By Nancy Owens  Copyright All rights reserved

When people tell me they have COGS, I always think of cogs in a wheel. What they are talking about, however, is the Cost of Goods Sold calculations for a business entity. During this time, I often see small business employees scurry around, a little red-faced and breathless as they try to get all the documents together for tax time. If it is a retail establishment, all this is going on from the close of business at the end of the fiscal year to be completed by the last day in January, or the next calendar month if the fiscal year ends on a different date.

Here are some tips to make things a little easier:

  1. Take the time to make room for all of the documents you need to collect.
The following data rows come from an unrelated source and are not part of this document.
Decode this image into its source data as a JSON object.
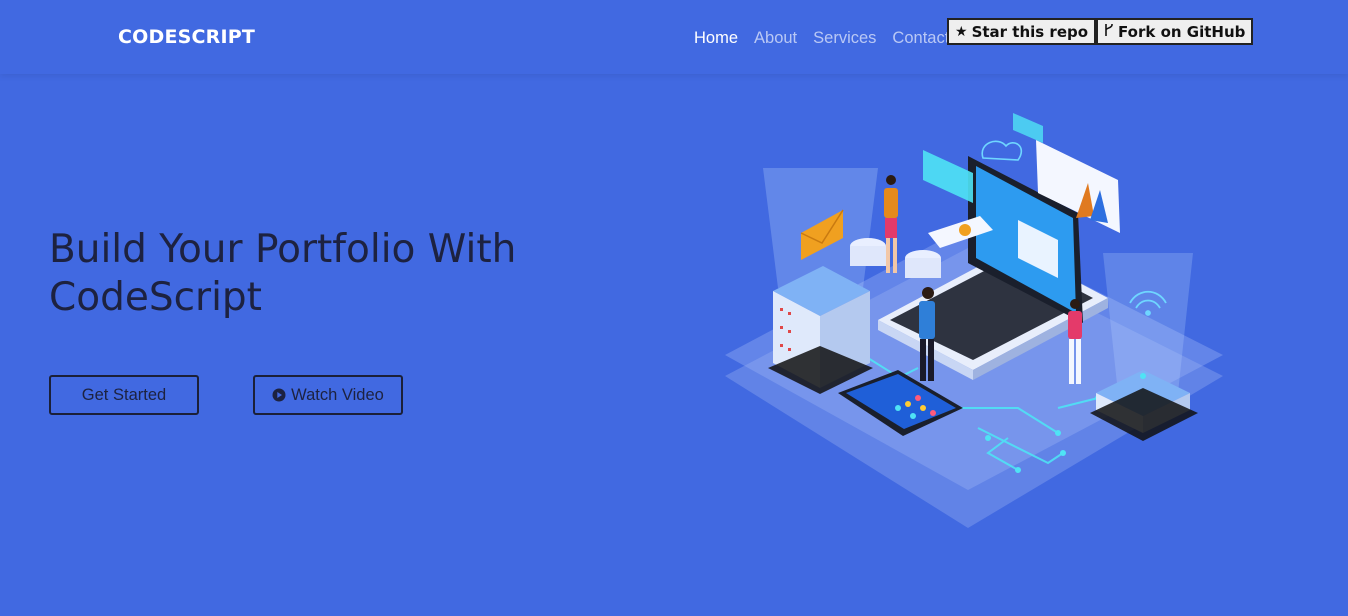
{
  "navbar": {
    "brand": "CODESCRIPT",
    "links": [
      {
        "label": "Home",
        "active": true
      },
      {
        "label": "About",
        "active": false
      },
      {
        "label": "Services",
        "active": false
      },
      {
        "label": "Contact",
        "active": false
      }
    ],
    "github": {
      "star_label": "Star this repo",
      "fork_label": "Fork on GitHub",
      "star_icon": "star-icon",
      "fork_icon": "fork-icon"
    }
  },
  "hero": {
    "title_line1": "Build Your Portfolio With",
    "title_line2": "CodeScript",
    "get_started_label": "Get Started",
    "watch_video_label": "Watch Video",
    "watch_icon": "play-circle-icon"
  },
  "colors": {
    "background": "#4169e1",
    "heading": "#1d2240",
    "nav_active": "#ffffff",
    "nav_inactive": "#b9c8f5"
  }
}
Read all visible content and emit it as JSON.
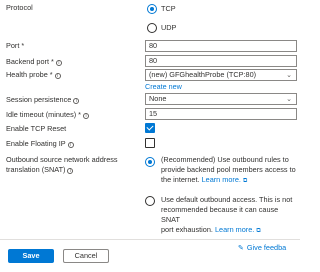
{
  "protocol": {
    "label": "Protocol",
    "options": [
      {
        "label": "TCP",
        "selected": true
      },
      {
        "label": "UDP",
        "selected": false
      }
    ]
  },
  "port": {
    "label": "Port *",
    "value": "80"
  },
  "backend_port": {
    "label": "Backend port *",
    "value": "80"
  },
  "health_probe": {
    "label": "Health probe *",
    "value": "(new) GFGhealthProbe (TCP:80)",
    "create_new": "Create new"
  },
  "session_persistence": {
    "label": "Session persistence",
    "value": "None"
  },
  "idle_timeout": {
    "label": "Idle timeout (minutes) *",
    "value": "15"
  },
  "tcp_reset": {
    "label": "Enable TCP Reset",
    "checked": true
  },
  "floating_ip": {
    "label": "Enable Floating IP",
    "checked": false
  },
  "snat": {
    "label_line1": "Outbound source network address",
    "label_line2": "translation (SNAT)",
    "options": [
      {
        "selected": true,
        "line1": "(Recommended) Use outbound rules to",
        "line2": "provide backend pool members access to",
        "line3": "the internet.",
        "link": "Learn more."
      },
      {
        "selected": false,
        "line1": "Use default outbound access. This is not",
        "line2": "recommended because it can cause SNAT",
        "line3": "port exhaustion.",
        "link": "Learn more."
      }
    ]
  },
  "footer": {
    "save": "Save",
    "cancel": "Cancel",
    "feedback": "Give feedba"
  },
  "icons": {
    "info": "info-icon",
    "external": "external-link-icon",
    "feedback": "feedback-icon",
    "chevron": "chevron-down-icon"
  },
  "colors": {
    "accent": "#0078d4",
    "text": "#323130",
    "border": "#8a8886"
  }
}
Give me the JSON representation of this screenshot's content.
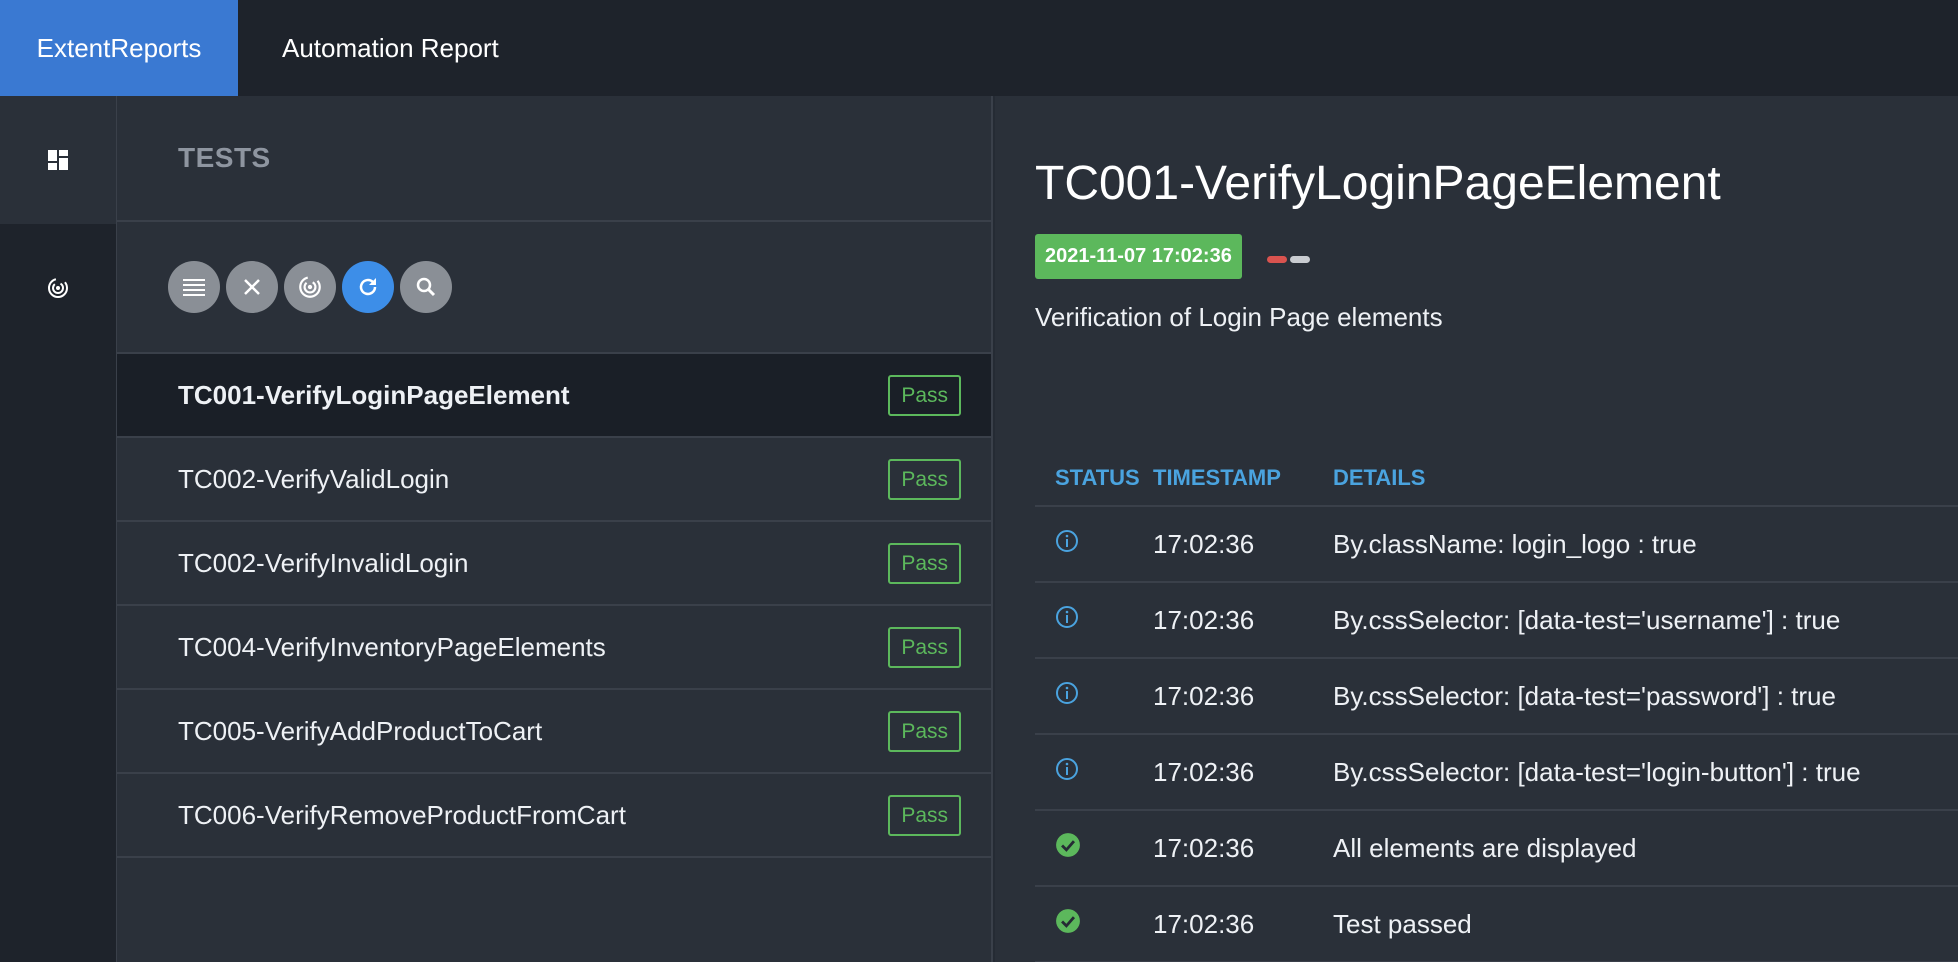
{
  "header": {
    "brand": "ExtentReports",
    "title": "Automation Report"
  },
  "sidenav": {
    "items": [
      {
        "icon": "dashboard-icon"
      },
      {
        "icon": "radar-icon"
      }
    ]
  },
  "tests_panel": {
    "title": "TESTS",
    "toolbar": [
      "list-icon",
      "close-icon",
      "radar-icon",
      "refresh-icon",
      "search-icon"
    ],
    "tests": [
      {
        "name": "TC001-VerifyLoginPageElement",
        "status": "Pass"
      },
      {
        "name": "TC002-VerifyValidLogin",
        "status": "Pass"
      },
      {
        "name": "TC002-VerifyInvalidLogin",
        "status": "Pass"
      },
      {
        "name": "TC004-VerifyInventoryPageElements",
        "status": "Pass"
      },
      {
        "name": "TC005-VerifyAddProductToCart",
        "status": "Pass"
      },
      {
        "name": "TC006-VerifyRemoveProductFromCart",
        "status": "Pass"
      }
    ]
  },
  "detail": {
    "title": "TC001-VerifyLoginPageElement",
    "timestamp": "2021-11-07 17:02:36",
    "description": "Verification of Login Page elements",
    "columns": {
      "status": "STATUS",
      "timestamp": "TIMESTAMP",
      "details": "DETAILS"
    },
    "logs": [
      {
        "status": "info",
        "time": "17:02:36",
        "details": "By.className: login_logo : true"
      },
      {
        "status": "info",
        "time": "17:02:36",
        "details": "By.cssSelector: [data-test='username'] : true"
      },
      {
        "status": "info",
        "time": "17:02:36",
        "details": "By.cssSelector: [data-test='password'] : true"
      },
      {
        "status": "info",
        "time": "17:02:36",
        "details": "By.cssSelector: [data-test='login-button'] : true"
      },
      {
        "status": "pass",
        "time": "17:02:36",
        "details": "All elements are displayed"
      },
      {
        "status": "pass",
        "time": "17:02:36",
        "details": "Test passed"
      }
    ]
  },
  "colors": {
    "brand": "#3a79d2",
    "pass": "#5cb85c",
    "info": "#4aa3df",
    "active_button": "#3d8ee8"
  }
}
This means having a table or counter that you can stack documents on, grouping them as you go.
  2. The COGS formula is easy. It is simply the amount of money your inventory cost you. This includes manufacturing supplies, as well as stuff you purchased for resale. However, and this is where people struggle, you have to know exactly how many widgets you sold. This information could come from a hand written journal, or a cash register report. Finding this information should be pretty easy, because we are all good record keepers when it comes to counting how much money we are bringing in.
  3. The next step (some people call this the first step) is to find total number of widgets you purchased for resale during the year and add it to the number of widgets you had left over from the previous year.
  4. Now you subtract the number of widgets you sold during the year. The result should equal the number of widgets you have on your shelves. If it does, you know you are good to go and can record that dollar amount (widgets sold multiplied by price each) on your tax documents. If it does not match, you have to go looking for the mistake, which means you have to take another physical inventory count and re-run your sales figures.
  5. Do not panic if you have an error. Usually it is in the physical count, but it could also mean a lost or miss-filed invoice.
  6. How to make it easier next year. Consider upgrading to an accounting program like Quick Books, or even just spreadsheets in Excel. When inventory arrives, check the count before the vendor leaves. Enter the count and cost per item into your inventory system faithfully. Enter each sale at the time of the sale. This way, at the end of the following year, you can just do your physical count, and run your reports and let your system do the calculating.

Image / Photo Credit: Nancy Owens

2 thoughts on “Cost of Goods Sold, or the Dreaded COGS

  1. One thing is one of the most typical incentives for applying your credit card is a cash-back or rebate supply. Generally, you will get 1-5 back for various expenses. Depending on the credit card, you may get 1 again on most acquisitions, and 5 back on purchases made using convenience stores, gas stations, grocery stores along with ‘member merchants’.

  2. For those of you who have small manufacturing businesses, such as furniture making or other creative outlet, figuring the costs of goods sold will be a little more complex as you have to track how much you use of each type of material used in the construction of the item. Then, figuring the cost to produce for each type of material used. Be sure to account for waste materials, such as cloth remnants, or other types of materials. For example: It may take only 3 square feet of cloth to make each item, but due to the size of the roll of cloth and the shape of the pattern, you might need to use 4 square feet of cloth for each pattern piece.

    Happy Accounting,

    Nancy

Leave a Reply

Your email address will not be published. Required fields are marked *